**Data supplied**
--- START ---
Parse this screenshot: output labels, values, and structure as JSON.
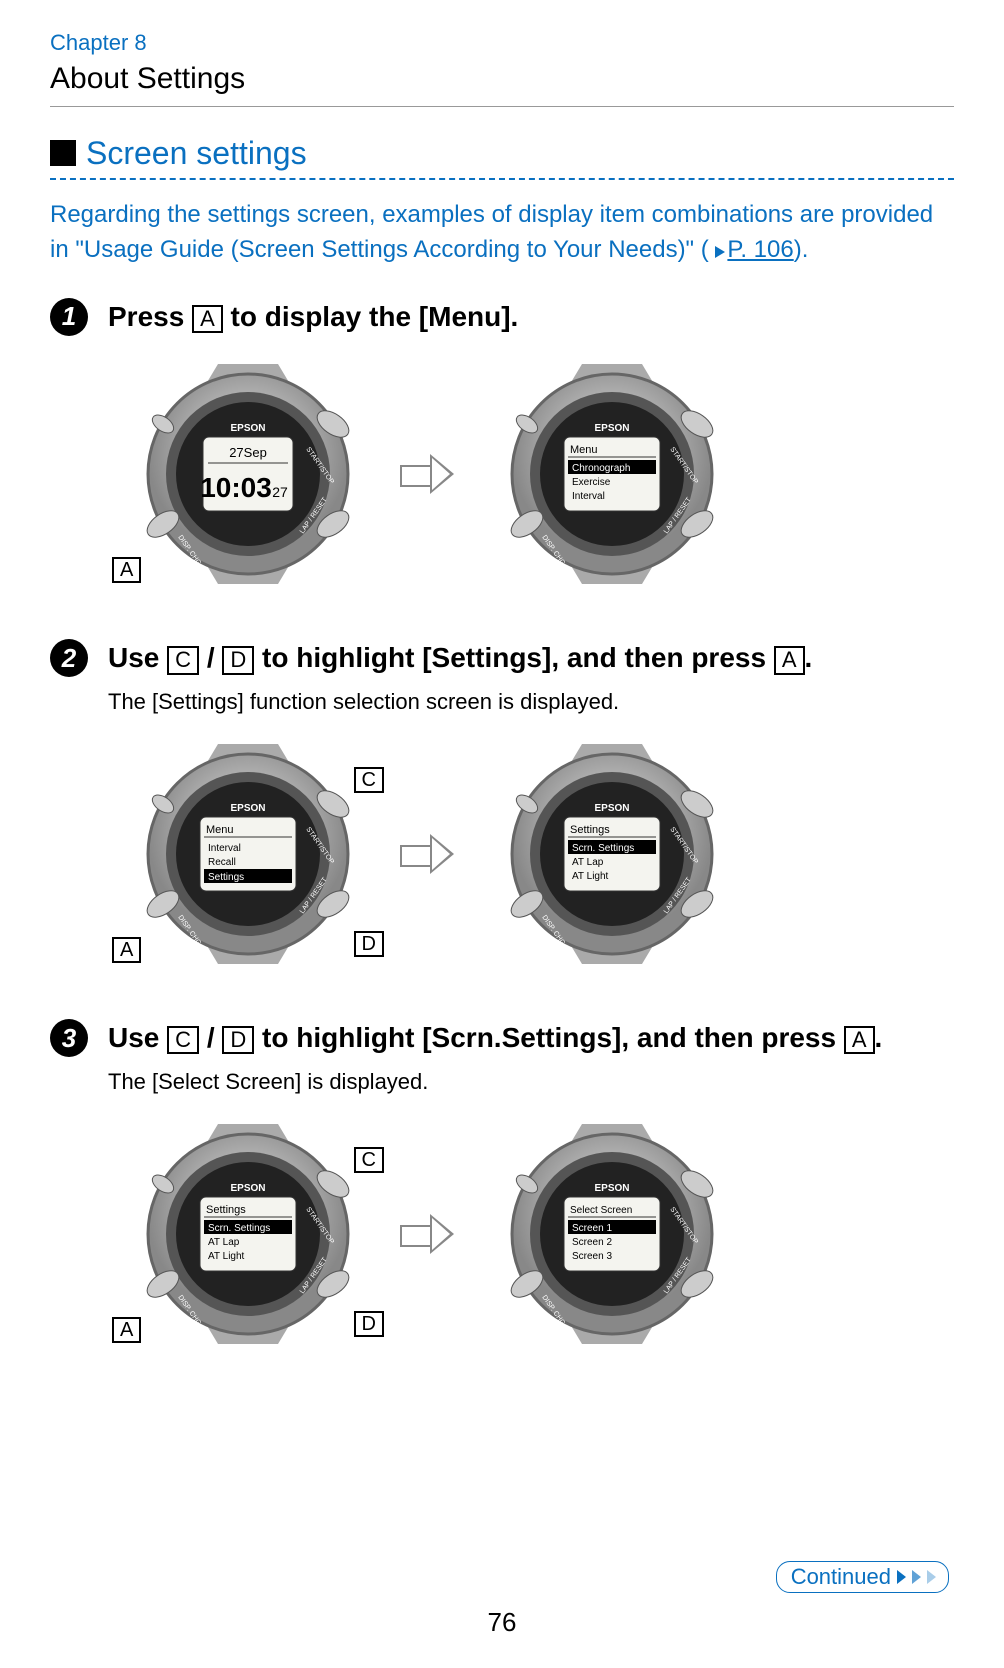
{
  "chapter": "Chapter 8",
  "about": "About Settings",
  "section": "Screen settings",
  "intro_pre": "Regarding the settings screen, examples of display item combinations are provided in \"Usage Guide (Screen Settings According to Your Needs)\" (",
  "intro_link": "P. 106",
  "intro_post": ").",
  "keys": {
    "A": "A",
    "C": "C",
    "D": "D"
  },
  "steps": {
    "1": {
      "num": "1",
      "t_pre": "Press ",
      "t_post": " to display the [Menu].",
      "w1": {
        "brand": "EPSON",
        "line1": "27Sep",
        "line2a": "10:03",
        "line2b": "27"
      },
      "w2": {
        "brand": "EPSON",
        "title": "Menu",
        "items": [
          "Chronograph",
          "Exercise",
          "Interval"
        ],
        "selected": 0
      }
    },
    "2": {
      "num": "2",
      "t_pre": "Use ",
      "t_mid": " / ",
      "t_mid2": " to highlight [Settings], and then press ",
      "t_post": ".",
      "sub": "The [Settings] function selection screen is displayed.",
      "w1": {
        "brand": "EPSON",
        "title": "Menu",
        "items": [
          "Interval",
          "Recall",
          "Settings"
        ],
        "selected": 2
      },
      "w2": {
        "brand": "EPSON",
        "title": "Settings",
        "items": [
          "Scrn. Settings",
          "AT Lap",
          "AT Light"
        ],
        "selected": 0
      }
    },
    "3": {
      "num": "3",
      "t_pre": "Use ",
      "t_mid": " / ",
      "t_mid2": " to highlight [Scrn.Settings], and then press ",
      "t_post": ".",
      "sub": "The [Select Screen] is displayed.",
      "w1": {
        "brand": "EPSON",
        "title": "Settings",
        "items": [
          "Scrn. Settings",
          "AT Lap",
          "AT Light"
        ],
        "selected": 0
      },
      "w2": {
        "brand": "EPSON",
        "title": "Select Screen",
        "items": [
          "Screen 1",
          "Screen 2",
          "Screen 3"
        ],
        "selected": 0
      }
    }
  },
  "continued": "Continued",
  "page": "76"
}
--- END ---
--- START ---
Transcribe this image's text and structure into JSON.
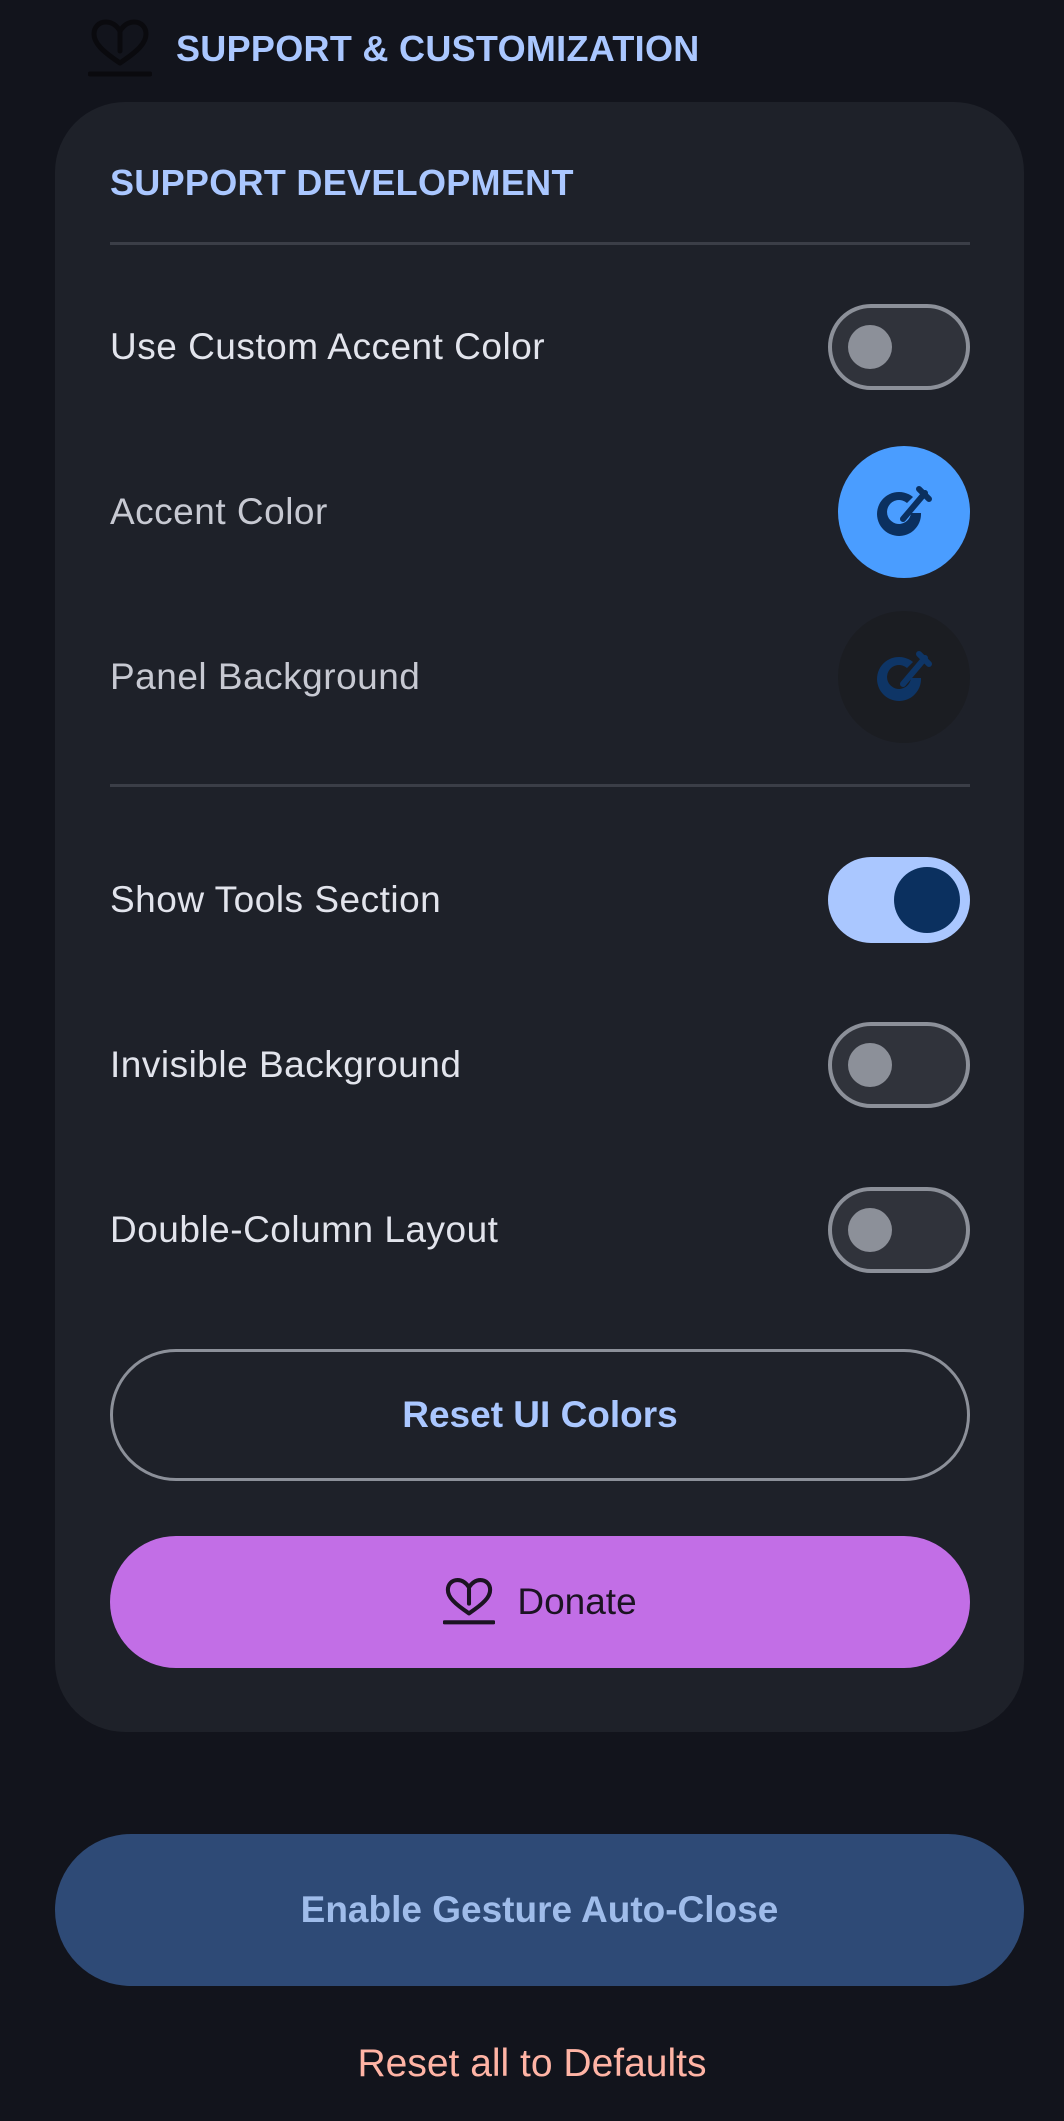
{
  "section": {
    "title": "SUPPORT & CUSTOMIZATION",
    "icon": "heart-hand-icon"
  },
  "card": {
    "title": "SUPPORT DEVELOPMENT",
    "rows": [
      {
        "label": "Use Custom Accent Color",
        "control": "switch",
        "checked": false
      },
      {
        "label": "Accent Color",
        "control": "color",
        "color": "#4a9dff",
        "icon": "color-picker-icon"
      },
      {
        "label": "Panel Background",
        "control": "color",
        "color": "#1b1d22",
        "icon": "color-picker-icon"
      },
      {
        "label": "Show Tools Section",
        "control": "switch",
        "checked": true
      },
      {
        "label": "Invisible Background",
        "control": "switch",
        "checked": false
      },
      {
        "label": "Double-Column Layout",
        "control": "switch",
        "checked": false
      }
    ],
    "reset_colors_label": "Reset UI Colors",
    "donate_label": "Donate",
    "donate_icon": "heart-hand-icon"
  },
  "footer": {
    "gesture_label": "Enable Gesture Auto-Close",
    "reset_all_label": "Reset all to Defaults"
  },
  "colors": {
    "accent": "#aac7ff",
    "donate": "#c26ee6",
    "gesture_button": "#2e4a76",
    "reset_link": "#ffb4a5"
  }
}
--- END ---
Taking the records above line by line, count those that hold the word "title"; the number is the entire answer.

7